By order of Congress, an American flag flies 24 hours a day on the green in the center of Lexington , marking the place where colonists first took up arms against the Redcoats. Unless you have the good fortune of arriving for Patriot’s Day  celebrations, you’ll now have to imagine the fateful battle that kicked off the fight for Independence, which as battles go was somewhat anti-climatic.
Captain Parker lined his 77 men in a ragtag formation behind a meeting house at the western side of the green. Outnumbered by the 300-some British who marched into town (with another 400 behind them), they were ordered by British Major John Pitcairn to disarm. Somewhere a shot rang out, and in the ensuing melee eight Americans were killed and 10 wounded before Parker beat a hasty retreat.

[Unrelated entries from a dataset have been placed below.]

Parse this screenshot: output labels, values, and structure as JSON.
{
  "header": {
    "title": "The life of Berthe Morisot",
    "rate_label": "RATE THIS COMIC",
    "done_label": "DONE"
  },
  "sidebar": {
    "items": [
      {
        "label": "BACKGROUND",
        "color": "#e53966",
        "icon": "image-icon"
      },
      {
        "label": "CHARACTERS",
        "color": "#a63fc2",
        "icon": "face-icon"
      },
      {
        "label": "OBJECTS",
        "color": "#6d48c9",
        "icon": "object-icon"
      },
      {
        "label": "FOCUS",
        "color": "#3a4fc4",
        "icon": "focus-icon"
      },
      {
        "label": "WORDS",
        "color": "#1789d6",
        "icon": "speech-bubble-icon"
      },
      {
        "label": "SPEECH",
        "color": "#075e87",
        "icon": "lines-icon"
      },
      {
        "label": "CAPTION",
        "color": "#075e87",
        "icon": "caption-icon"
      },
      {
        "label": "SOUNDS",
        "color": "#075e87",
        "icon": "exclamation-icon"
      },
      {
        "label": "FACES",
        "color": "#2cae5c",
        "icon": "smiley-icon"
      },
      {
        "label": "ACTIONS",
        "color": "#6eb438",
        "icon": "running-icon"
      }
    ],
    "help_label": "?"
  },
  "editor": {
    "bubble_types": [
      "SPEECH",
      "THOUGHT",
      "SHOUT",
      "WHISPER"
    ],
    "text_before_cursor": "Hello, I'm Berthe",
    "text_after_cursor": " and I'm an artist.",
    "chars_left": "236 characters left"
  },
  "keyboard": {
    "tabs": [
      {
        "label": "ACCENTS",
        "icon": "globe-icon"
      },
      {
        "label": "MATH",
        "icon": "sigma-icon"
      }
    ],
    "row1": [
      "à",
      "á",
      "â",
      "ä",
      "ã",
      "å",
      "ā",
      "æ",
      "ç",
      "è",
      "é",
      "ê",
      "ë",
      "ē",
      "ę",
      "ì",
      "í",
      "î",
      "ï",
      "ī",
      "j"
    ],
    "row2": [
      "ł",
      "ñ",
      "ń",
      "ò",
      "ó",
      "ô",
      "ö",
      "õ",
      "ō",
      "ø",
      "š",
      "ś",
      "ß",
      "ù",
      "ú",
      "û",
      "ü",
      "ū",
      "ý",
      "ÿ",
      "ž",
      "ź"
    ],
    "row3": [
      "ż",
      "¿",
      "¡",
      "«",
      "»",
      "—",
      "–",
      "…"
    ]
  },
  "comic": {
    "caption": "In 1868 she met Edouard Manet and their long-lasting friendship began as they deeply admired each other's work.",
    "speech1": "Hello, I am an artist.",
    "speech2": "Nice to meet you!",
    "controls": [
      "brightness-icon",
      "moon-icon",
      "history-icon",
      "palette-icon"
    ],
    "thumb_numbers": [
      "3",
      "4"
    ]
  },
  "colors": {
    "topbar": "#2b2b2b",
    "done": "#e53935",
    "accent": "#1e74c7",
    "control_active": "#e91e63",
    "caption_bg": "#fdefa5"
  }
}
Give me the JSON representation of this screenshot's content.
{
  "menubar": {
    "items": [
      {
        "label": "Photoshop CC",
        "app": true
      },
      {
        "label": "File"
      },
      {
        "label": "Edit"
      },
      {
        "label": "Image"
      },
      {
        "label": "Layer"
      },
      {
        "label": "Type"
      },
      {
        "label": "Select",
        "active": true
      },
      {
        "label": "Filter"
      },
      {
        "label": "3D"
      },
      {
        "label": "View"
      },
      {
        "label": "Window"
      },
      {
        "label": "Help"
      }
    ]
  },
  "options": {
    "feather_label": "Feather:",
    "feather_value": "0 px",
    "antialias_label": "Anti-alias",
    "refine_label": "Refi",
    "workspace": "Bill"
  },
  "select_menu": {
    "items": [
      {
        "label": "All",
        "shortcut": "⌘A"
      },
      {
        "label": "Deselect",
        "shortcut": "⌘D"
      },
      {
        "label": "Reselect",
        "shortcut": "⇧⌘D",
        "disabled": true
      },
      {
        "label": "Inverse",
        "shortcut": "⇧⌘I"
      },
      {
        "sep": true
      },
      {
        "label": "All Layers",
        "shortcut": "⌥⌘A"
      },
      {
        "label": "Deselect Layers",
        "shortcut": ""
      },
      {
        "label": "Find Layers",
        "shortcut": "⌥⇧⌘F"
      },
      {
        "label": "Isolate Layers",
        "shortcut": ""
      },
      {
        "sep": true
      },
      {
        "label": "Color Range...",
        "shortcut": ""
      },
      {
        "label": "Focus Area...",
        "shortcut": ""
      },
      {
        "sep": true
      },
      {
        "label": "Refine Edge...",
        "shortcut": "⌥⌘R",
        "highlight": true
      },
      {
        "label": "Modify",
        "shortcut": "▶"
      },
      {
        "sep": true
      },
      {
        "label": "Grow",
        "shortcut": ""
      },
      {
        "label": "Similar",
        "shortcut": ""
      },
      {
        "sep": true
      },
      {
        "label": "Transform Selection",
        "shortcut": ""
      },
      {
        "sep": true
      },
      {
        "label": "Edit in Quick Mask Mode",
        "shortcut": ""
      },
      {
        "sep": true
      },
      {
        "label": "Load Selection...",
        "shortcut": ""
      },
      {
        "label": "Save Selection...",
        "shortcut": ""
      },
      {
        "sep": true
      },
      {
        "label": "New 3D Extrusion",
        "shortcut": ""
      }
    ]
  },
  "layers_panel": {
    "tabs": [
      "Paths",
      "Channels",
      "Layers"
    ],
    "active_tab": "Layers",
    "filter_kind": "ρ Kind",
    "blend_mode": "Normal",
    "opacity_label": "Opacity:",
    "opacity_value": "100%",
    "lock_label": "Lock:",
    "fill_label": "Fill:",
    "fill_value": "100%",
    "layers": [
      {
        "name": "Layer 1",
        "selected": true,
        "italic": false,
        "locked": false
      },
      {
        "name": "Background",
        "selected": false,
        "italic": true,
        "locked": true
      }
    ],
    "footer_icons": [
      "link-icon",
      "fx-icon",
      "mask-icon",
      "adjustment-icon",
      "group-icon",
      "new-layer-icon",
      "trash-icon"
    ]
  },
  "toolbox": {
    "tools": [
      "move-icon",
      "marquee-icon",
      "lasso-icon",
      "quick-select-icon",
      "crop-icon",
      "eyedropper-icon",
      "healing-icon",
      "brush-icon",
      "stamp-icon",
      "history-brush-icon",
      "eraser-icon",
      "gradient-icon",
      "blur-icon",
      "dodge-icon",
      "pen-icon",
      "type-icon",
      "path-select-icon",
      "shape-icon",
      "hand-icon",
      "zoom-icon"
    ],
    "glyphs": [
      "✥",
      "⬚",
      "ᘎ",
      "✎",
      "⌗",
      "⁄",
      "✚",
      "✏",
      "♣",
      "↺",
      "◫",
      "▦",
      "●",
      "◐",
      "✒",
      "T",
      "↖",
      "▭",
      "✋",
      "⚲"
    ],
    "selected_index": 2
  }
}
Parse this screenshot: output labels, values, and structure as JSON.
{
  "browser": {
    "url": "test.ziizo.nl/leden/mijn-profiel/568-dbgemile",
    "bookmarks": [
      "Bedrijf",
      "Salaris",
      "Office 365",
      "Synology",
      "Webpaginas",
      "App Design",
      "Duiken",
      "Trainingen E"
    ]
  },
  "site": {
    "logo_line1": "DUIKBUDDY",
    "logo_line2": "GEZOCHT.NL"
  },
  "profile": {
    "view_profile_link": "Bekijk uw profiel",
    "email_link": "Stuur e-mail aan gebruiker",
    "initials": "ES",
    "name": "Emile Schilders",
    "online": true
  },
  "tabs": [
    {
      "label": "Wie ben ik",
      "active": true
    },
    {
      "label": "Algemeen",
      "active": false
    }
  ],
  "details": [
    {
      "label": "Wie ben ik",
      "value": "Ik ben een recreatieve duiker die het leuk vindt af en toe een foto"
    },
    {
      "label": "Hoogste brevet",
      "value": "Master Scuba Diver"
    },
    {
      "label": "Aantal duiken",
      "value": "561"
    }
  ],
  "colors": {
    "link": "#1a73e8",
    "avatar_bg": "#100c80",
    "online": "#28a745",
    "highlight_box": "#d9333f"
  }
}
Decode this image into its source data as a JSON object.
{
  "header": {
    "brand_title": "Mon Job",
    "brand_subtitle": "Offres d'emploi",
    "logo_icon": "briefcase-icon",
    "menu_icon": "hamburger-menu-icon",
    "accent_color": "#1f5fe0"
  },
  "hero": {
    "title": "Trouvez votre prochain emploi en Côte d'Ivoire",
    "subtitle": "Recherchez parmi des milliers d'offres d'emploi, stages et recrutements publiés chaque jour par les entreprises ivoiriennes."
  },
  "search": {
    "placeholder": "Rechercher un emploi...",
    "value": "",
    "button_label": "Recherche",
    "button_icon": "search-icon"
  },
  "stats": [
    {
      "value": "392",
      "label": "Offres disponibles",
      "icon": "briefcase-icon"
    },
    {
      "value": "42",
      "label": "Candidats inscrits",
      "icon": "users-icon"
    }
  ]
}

Several monuments on the green bear testimony to the fracas. At the eastern end, the callipygous statue of The Minuteman, which represents Parker, was placed there in 1900. A rock halfway down the green shows the location of the original battle line. At the far end, where the minutemen actually fell, is an older monument placed over their graves in 1799 with an inscription capturing the passion of the events only 20 years earlier.